**Problem description**
Copy out all the lines in the records that include the word "Brady".

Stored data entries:
-*-*-

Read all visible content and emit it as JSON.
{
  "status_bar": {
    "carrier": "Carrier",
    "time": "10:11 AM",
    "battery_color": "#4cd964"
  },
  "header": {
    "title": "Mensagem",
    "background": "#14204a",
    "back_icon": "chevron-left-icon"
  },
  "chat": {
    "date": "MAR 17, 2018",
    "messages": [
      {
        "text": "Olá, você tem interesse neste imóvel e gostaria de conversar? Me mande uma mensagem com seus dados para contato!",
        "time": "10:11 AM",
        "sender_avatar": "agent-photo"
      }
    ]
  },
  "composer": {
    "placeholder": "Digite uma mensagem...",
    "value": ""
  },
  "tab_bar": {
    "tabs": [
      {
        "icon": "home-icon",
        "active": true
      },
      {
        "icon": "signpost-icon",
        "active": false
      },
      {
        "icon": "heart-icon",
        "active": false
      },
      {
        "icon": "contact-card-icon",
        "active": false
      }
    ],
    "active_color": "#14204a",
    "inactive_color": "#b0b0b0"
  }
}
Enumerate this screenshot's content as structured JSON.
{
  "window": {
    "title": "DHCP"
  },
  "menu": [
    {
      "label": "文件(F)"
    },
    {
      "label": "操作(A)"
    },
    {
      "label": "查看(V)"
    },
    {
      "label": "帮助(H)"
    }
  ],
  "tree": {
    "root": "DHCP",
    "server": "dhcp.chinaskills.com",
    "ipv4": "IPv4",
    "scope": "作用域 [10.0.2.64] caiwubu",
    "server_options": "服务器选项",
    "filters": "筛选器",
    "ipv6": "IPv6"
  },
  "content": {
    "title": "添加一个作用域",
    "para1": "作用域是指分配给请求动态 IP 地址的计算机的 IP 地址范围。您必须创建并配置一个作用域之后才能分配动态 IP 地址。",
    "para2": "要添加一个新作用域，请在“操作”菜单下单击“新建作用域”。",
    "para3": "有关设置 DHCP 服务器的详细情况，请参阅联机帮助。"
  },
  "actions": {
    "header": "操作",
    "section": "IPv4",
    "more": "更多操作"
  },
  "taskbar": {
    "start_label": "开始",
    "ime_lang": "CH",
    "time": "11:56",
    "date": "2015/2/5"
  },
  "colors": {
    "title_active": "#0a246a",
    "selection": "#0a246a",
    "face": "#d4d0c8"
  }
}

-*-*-

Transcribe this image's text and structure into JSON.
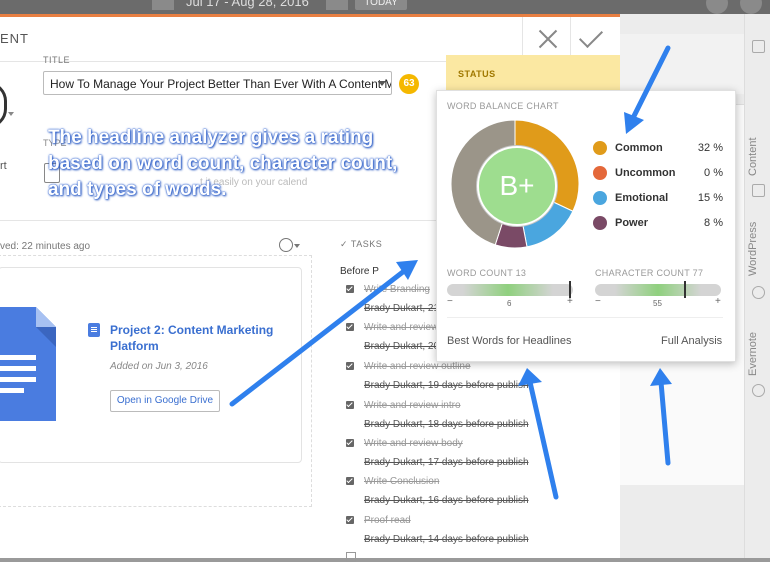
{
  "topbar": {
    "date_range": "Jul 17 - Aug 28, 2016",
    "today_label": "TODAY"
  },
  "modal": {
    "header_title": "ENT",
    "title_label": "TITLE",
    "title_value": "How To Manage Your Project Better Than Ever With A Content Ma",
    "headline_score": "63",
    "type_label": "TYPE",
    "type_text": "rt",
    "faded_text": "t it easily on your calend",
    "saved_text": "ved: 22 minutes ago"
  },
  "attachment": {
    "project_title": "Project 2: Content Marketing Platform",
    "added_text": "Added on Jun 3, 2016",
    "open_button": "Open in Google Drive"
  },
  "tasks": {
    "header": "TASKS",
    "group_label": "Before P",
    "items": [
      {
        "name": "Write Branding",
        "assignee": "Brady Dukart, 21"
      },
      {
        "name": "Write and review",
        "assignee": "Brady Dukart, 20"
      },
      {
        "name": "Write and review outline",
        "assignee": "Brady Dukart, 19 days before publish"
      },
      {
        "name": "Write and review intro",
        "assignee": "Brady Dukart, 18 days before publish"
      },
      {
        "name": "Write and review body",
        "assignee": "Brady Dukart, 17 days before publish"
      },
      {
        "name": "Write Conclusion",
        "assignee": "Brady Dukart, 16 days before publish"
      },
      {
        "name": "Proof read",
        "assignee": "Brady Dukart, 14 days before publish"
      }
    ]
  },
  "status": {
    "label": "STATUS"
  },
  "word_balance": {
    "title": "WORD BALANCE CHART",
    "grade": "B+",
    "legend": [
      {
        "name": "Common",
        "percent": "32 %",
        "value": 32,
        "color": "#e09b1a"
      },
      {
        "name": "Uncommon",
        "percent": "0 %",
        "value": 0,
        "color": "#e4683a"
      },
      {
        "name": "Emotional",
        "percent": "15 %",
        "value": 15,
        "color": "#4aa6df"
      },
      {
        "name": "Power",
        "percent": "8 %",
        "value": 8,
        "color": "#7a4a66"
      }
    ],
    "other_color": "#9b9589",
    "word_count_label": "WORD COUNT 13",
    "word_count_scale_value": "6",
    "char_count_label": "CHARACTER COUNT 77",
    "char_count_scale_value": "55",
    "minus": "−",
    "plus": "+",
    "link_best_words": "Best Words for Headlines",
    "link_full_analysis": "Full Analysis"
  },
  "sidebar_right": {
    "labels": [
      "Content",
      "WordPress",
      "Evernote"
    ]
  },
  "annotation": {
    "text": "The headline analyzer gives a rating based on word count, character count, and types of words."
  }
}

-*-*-

**Task result**
        "assignee": "Brady Dukart, 21"
        "assignee": "Brady Dukart, 20"
        "assignee": "Brady Dukart, 19 days before publish"
        "assignee": "Brady Dukart, 18 days before publish"
        "assignee": "Brady Dukart, 17 days before publish"
        "assignee": "Brady Dukart, 16 days before publish"
        "assignee": "Brady Dukart, 14 days before publish"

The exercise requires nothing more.